(Einhorn, 1992, p. 25)

(Einhorn 25)

1. Lois J. Einhorn, Abraham Lincoln, the Orator: Penetrating the Lincoln Legend (Westport, CT: Greenwood Press, 1992), 25, http://www.questia.com/read/27419298.

Cited article

Sports and the Politics of Identity and Memory: The Case of Federal Indian Boarding Schools during the 1930s
Settings

Settings

Typeface
Text size Smaller Larger Reset View mode
Search within

Search within this article

Look up

Look up a word

  • Dictionary
  • Thesaurus
Please submit a word or phrase above.
Print this page

Print this page

Why can't I print more than one page at a time?

Help
Full screen

matching results for page

    Questia reader help

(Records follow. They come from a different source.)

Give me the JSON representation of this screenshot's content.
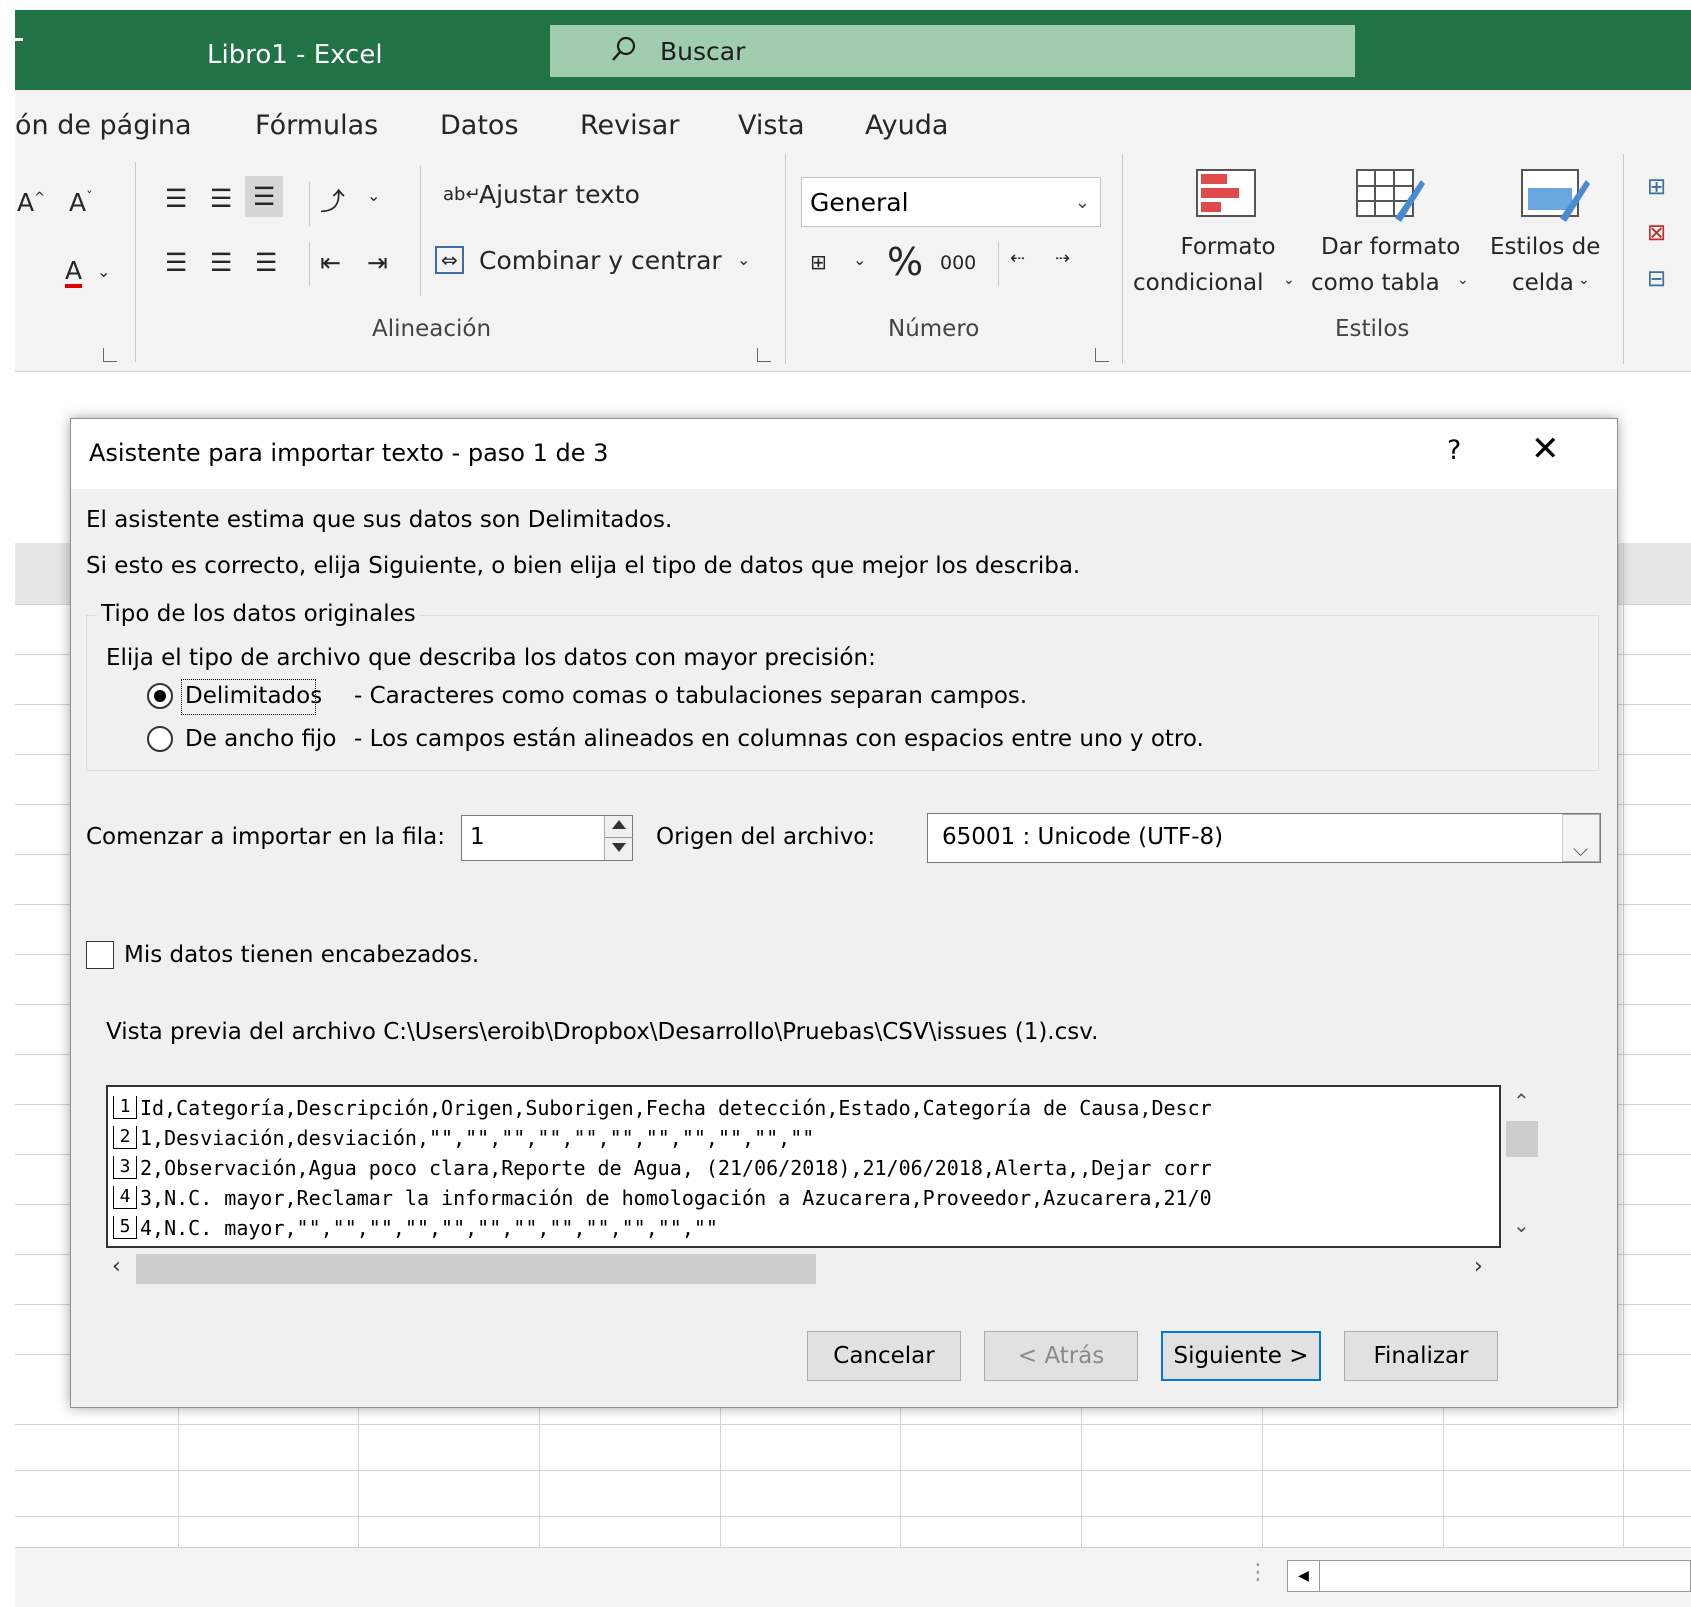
{
  "window": {
    "title": "Libro1  -  Excel",
    "search_placeholder": "Buscar"
  },
  "ribbon": {
    "tabs": [
      "ón de página",
      "Fórmulas",
      "Datos",
      "Revisar",
      "Vista",
      "Ayuda"
    ],
    "alignment": {
      "wrap_text": "Ajustar texto",
      "merge_center": "Combinar y centrar",
      "group_label": "Alineación"
    },
    "number": {
      "format_value": "General",
      "percent": "%",
      "thousands": "000",
      "group_label": "Número"
    },
    "styles": {
      "conditional_format_line1": "Formato",
      "conditional_format_line2": "condicional",
      "format_table_line1": "Dar formato",
      "format_table_line2": "como tabla",
      "cell_styles_line1": "Estilos de",
      "cell_styles_line2": "celda",
      "group_label": "Estilos"
    }
  },
  "dialog": {
    "title": "Asistente para importar texto - paso 1 de 3",
    "help": "?",
    "close": "✕",
    "intro_line1": "El asistente estima que sus datos son Delimitados.",
    "intro_line2": "Si esto es correcto, elija Siguiente, o bien elija el tipo de datos que mejor los describa.",
    "group_title": "Tipo de los datos originales",
    "group_prompt": "Elija el tipo de archivo que describa los datos con mayor precisión:",
    "options": [
      {
        "label": "Delimitados",
        "description": "- Caracteres como comas o tabulaciones separan campos.",
        "selected": true
      },
      {
        "label": "De ancho fijo",
        "description": "- Los campos están alineados en columnas con espacios entre uno y otro.",
        "selected": false
      }
    ],
    "start_row_label": "Comenzar a importar en la fila:",
    "start_row_value": "1",
    "origin_label": "Origen del archivo:",
    "origin_value": "65001 : Unicode (UTF-8)",
    "headers_checkbox_label": "Mis datos tienen encabezados.",
    "headers_checked": false,
    "preview_label": "Vista previa del archivo C:\\Users\\eroib\\Dropbox\\Desarrollo\\Pruebas\\CSV\\issues (1).csv.",
    "preview_rows": [
      {
        "n": "1",
        "text": "Id,Categoría,Descripción,Origen,Suborigen,Fecha detección,Estado,Categoría de Causa,Descr"
      },
      {
        "n": "2",
        "text": "1,Desviación,desviación,\"\",\"\",\"\",\"\",\"\",\"\",\"\",\"\",\"\",\"\",\"\""
      },
      {
        "n": "3",
        "text": "2,Observación,Agua poco clara,Reporte de Agua, (21/06/2018),21/06/2018,Alerta,,Dejar corr"
      },
      {
        "n": "4",
        "text": "3,N.C. mayor,Reclamar la información de homologación a Azucarera,Proveedor,Azucarera,21/0"
      },
      {
        "n": "5",
        "text": "4,N.C. mayor,\"\",\"\",\"\",\"\",\"\",\"\",\"\",\"\",\"\",\"\",\"\",\"\""
      }
    ],
    "buttons": {
      "cancel": "Cancelar",
      "back": "< Atrás",
      "next": "Siguiente >",
      "finish": "Finalizar"
    }
  },
  "colors": {
    "excel_green": "#217346",
    "search_bg": "#a0cdb0",
    "ribbon_bg": "#f3f3f3",
    "dialog_bg": "#f0f0f0",
    "focus_blue": "#0078d7"
  }
}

    How to highlight and cite specific passages

    1. Click or tap the first word you want to select.
    2. Click or tap the last word you want to select, and you’ll see everything in between get selected.
    3. You’ll then get a menu of options like creating a highlight or a citation from that passage of text.

    OK, got it!

    Cited passage

    Style
    Citations are available only to our active members.
    Buy instant access to cite pages or passages in MLA, APA and Chicago citation styles.

    "Portraying himself as an honest, ordinary person helped Lincoln identify with his audiences." (Einhorn, 1992, p. 25).

    "Portraying himself as an honest, ordinary person helped Lincoln identify with his audiences." (Einhorn 25)

    "Portraying himself as an honest, ordinary person helped Lincoln identify with his audiences."1

    1. Lois J. Einhorn, Abraham Lincoln, the Orator: Penetrating the Lincoln Legend (Westport, CT: Greenwood Press, 1992), 25, http://www.questia.com/read/27419298.

    Cited passage

    Thanks for trying Questia!

    Please continue trying out our research tools, but please note, full functionality is available only to our active members.

    Your work will be lost once you leave this Web page.

    Buy instant access to save your work.

    Already a member? Log in now.

    Oops!

    An unknown error has occurred. Please click the button below to reload the page. If the problem persists, please try again in a little while.